**Task goal:** Across the records that follow, give the number of lines containing the word "hamburger" and nothing else.

Component data from apps and pages
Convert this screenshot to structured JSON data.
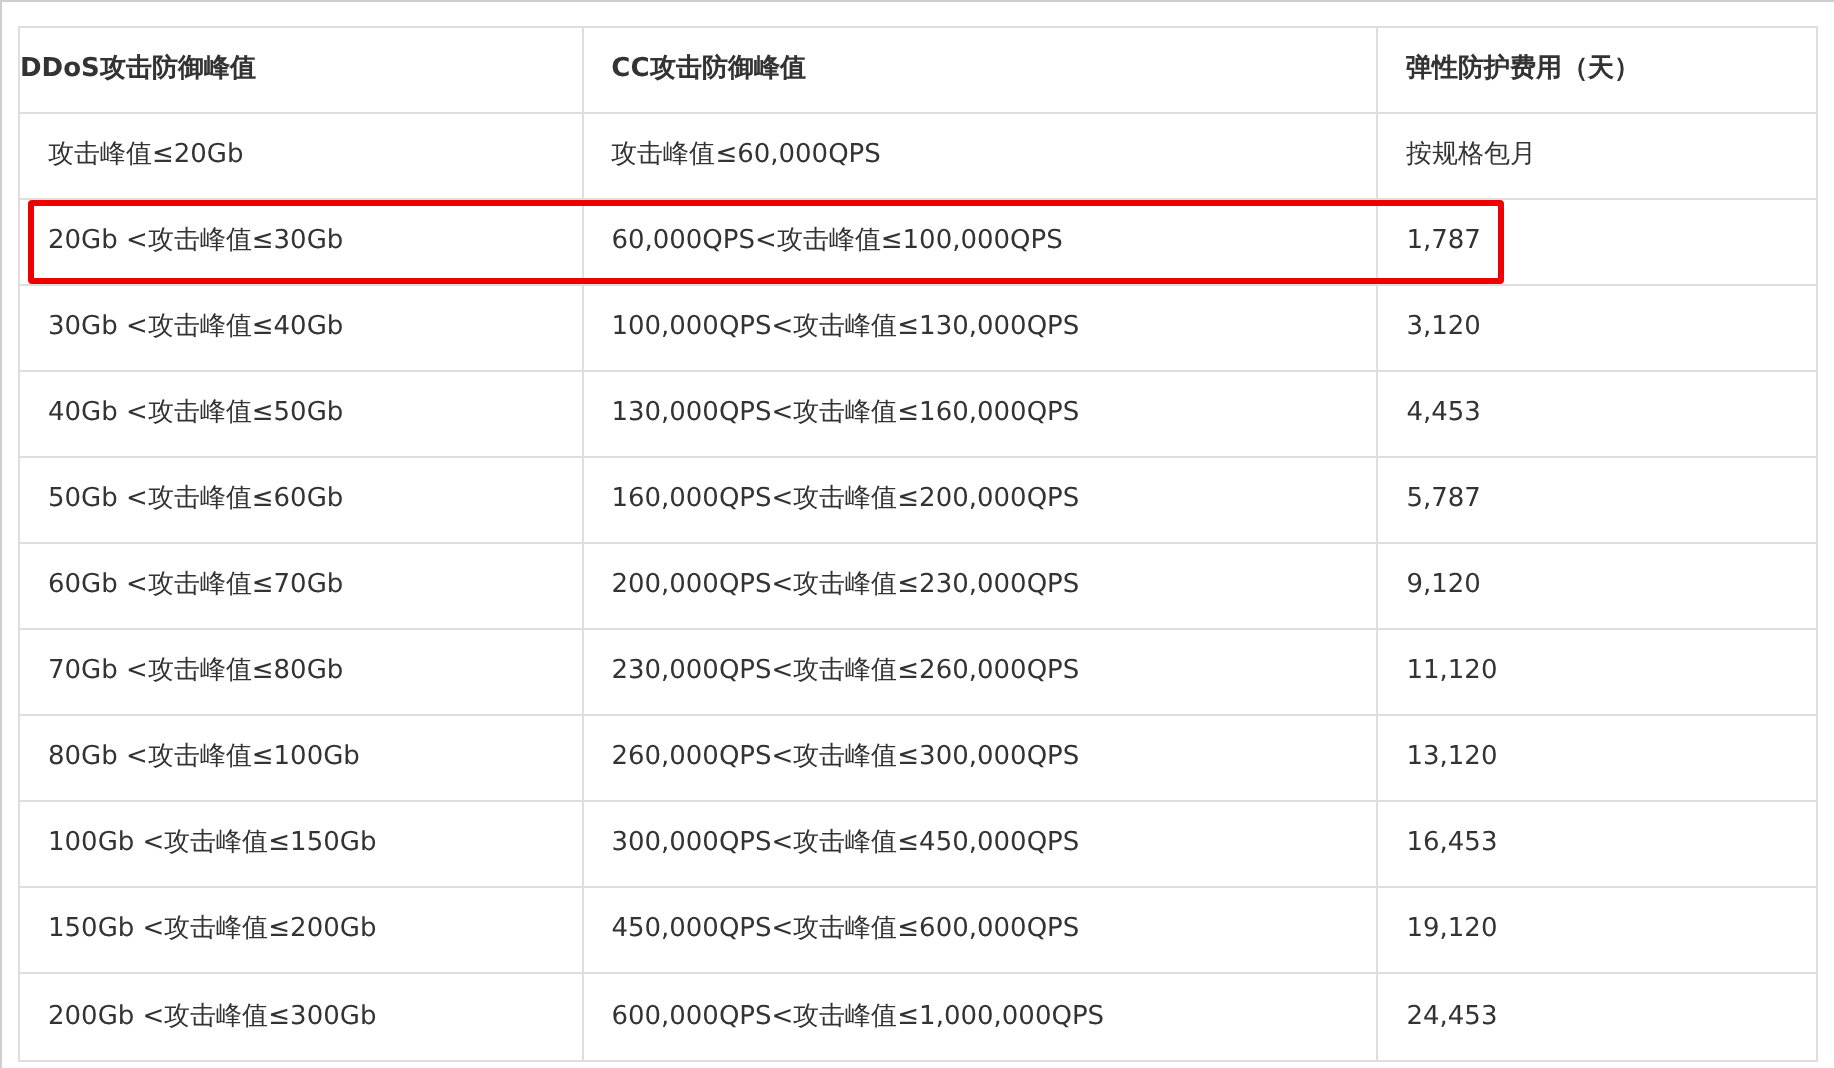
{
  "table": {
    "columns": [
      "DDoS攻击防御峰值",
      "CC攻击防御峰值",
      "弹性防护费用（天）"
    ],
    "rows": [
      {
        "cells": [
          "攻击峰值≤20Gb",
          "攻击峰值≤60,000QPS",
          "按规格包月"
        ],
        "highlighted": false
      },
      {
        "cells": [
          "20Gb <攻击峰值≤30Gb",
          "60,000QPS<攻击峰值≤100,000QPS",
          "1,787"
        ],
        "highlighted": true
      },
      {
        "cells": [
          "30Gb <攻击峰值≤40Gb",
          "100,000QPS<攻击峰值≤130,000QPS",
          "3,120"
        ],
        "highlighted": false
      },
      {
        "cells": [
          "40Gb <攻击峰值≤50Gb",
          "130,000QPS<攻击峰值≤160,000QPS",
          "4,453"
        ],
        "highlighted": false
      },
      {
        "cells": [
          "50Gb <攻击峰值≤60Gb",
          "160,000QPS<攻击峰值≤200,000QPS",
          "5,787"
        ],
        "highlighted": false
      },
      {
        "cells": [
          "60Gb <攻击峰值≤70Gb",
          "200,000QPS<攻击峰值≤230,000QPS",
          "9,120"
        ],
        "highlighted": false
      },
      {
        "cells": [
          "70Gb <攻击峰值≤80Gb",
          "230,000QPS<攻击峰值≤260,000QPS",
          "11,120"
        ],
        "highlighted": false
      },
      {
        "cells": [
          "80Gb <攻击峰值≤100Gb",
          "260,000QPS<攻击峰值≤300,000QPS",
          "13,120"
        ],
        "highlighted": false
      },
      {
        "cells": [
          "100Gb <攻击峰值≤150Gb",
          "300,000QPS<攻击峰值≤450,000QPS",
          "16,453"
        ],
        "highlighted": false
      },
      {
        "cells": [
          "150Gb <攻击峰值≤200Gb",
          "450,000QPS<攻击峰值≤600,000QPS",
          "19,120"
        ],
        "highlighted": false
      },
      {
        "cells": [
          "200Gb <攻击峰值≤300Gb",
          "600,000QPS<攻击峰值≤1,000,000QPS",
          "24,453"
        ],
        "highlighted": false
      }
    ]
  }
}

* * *

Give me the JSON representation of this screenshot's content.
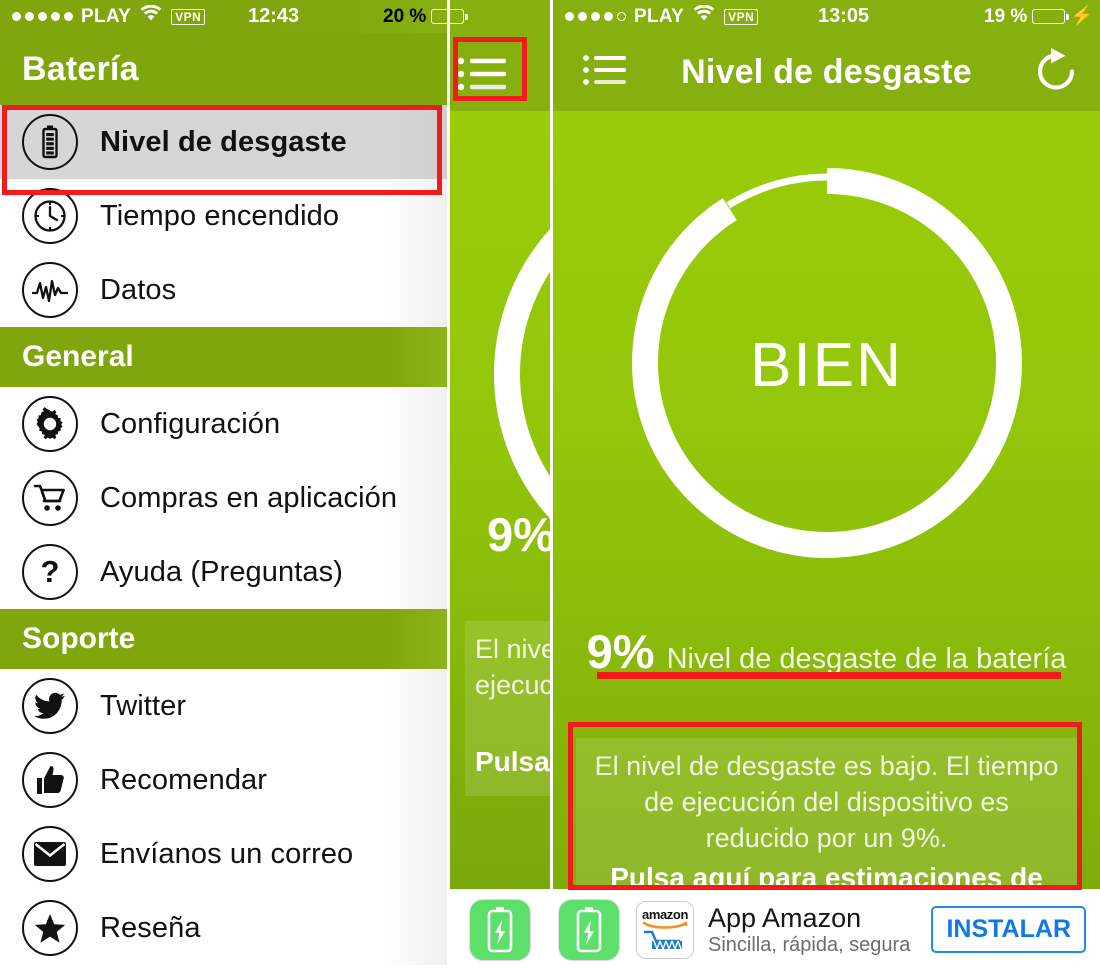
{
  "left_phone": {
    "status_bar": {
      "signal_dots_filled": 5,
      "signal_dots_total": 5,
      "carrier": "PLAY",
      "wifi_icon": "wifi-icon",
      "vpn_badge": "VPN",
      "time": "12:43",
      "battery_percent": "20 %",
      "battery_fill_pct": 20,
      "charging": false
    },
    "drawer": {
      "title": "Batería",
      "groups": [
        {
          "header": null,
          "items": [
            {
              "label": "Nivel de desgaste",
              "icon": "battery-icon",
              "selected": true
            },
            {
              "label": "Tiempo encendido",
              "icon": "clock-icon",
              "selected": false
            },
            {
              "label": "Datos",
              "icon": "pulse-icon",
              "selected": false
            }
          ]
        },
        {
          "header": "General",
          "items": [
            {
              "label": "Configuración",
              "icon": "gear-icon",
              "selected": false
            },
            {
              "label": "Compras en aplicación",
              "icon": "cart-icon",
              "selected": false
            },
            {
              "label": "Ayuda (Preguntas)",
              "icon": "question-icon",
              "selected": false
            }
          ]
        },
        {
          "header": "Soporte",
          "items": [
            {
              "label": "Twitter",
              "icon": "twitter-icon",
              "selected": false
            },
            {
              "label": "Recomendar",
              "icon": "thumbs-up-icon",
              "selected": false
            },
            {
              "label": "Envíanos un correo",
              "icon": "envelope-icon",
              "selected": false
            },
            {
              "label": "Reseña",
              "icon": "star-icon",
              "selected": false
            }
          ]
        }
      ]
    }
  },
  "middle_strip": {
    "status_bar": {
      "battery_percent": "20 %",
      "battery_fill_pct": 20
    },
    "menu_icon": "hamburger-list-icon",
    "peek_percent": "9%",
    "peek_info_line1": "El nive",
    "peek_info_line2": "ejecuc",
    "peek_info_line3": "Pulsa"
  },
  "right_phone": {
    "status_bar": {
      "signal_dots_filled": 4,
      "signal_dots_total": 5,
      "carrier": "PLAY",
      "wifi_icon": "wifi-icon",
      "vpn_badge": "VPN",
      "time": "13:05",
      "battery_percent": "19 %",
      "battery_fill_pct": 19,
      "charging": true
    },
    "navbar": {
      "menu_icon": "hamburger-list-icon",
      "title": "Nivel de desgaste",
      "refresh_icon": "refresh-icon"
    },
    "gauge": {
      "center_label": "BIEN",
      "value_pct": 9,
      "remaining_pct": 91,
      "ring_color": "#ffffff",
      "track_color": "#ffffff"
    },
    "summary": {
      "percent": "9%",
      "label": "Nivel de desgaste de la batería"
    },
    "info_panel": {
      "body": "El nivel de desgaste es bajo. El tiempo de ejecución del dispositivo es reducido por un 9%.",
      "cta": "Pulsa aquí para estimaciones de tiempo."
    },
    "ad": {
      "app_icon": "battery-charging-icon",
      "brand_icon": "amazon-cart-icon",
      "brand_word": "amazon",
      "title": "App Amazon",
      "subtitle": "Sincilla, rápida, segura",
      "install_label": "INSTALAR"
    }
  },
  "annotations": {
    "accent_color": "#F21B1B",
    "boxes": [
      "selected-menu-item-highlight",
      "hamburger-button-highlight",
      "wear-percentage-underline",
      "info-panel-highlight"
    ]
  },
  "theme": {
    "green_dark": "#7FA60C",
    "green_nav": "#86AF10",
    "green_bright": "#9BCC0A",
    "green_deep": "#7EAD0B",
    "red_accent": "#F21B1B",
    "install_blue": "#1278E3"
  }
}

**Answer for the task:** 3